Problem description => Each line of the entries that mentions the string "time" needs to be reported.

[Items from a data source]
......

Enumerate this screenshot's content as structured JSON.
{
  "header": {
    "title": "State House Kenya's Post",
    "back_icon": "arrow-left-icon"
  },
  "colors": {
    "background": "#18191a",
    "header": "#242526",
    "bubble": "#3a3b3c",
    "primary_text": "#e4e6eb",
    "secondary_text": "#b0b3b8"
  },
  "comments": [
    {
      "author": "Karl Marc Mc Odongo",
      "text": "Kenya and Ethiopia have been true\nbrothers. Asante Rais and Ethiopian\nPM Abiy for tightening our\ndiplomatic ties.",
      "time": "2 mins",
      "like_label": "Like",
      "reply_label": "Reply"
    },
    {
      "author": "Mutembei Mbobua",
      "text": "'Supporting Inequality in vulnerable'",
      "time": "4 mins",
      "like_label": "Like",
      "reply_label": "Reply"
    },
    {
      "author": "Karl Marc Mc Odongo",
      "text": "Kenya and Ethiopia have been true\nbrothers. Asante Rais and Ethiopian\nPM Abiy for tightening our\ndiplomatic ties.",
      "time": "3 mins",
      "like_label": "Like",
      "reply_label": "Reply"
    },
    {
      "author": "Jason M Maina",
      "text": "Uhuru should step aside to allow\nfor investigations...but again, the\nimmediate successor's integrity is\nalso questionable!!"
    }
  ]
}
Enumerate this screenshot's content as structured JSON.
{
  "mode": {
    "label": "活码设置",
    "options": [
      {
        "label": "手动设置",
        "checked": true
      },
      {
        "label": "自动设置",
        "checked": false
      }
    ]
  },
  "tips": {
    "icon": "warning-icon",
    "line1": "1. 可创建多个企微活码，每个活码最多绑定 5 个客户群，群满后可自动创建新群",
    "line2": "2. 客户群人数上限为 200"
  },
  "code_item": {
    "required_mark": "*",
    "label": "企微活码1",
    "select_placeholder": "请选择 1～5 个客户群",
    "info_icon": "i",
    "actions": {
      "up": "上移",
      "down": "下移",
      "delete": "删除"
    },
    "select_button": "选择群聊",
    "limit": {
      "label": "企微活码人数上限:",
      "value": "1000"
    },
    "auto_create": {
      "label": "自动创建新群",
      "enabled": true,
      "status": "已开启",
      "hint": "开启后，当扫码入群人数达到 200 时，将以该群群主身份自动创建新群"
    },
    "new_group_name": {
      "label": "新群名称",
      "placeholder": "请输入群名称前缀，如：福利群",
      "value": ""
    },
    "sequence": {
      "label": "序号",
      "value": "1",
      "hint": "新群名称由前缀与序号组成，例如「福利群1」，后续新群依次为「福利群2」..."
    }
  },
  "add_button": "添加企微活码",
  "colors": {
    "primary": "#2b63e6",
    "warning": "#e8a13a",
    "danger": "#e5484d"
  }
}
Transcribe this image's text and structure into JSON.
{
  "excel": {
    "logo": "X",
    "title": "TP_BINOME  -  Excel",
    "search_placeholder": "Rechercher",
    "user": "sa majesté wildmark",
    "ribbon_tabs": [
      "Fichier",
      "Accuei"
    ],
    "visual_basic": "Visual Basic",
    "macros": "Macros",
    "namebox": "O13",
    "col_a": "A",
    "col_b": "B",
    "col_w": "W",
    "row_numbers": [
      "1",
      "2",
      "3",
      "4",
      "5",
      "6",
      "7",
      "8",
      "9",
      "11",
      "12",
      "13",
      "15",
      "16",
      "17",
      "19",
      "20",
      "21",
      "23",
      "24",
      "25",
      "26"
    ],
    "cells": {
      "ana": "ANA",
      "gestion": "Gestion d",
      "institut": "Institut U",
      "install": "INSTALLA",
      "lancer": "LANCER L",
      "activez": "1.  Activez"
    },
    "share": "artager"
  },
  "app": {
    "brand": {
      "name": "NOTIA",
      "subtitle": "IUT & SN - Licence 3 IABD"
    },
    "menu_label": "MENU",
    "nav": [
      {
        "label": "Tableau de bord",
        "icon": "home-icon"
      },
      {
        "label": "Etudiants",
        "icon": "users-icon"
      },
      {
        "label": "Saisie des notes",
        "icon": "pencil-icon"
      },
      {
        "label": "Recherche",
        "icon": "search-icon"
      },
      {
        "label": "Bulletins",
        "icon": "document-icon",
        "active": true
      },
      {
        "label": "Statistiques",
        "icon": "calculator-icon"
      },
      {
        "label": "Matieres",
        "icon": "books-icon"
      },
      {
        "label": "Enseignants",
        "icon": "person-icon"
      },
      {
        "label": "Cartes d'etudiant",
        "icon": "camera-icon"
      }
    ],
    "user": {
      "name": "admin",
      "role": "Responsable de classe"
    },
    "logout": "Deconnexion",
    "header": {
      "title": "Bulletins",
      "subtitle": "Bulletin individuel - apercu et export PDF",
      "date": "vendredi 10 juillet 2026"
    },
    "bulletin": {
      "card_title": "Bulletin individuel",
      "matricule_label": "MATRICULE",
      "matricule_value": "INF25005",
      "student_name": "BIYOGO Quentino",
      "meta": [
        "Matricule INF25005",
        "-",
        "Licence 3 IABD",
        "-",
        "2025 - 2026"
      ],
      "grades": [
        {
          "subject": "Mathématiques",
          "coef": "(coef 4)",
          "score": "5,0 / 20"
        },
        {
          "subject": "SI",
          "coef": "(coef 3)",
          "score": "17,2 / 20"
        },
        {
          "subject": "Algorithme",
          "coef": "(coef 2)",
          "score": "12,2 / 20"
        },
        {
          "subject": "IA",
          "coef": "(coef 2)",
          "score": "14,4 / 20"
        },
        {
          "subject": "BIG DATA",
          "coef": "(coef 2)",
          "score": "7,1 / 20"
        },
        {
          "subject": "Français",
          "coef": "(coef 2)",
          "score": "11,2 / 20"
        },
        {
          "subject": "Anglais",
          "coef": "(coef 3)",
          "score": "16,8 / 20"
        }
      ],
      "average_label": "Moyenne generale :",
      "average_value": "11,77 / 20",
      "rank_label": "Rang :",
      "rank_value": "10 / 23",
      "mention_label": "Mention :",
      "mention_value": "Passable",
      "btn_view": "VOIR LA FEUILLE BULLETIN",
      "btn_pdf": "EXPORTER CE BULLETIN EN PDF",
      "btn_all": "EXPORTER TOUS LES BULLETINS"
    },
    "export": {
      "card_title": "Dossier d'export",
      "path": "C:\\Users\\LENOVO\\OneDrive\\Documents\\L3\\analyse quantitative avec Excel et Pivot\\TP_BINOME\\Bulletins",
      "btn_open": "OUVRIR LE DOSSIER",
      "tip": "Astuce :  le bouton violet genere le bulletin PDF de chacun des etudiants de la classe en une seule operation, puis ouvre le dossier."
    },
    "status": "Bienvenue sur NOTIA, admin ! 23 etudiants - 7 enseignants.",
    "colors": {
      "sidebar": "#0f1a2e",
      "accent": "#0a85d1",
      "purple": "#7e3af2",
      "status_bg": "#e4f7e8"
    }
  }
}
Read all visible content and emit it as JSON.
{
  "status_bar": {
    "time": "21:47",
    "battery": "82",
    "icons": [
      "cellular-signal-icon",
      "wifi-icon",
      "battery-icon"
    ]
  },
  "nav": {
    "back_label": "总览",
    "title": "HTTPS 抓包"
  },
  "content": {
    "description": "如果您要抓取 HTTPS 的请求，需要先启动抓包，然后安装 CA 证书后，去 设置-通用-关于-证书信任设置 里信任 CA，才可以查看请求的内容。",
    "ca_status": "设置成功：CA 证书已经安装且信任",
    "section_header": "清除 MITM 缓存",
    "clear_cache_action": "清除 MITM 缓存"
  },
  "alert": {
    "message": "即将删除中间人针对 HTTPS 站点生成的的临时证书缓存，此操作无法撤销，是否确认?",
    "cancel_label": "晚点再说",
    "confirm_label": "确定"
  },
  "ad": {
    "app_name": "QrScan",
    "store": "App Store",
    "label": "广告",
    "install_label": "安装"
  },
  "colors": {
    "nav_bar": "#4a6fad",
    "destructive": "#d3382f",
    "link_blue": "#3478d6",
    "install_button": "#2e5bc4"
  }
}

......

Exercise response =>
      "time": "2 mins",
      "time": "4 mins",
      "time": "3 mins",
    "time": "21:47",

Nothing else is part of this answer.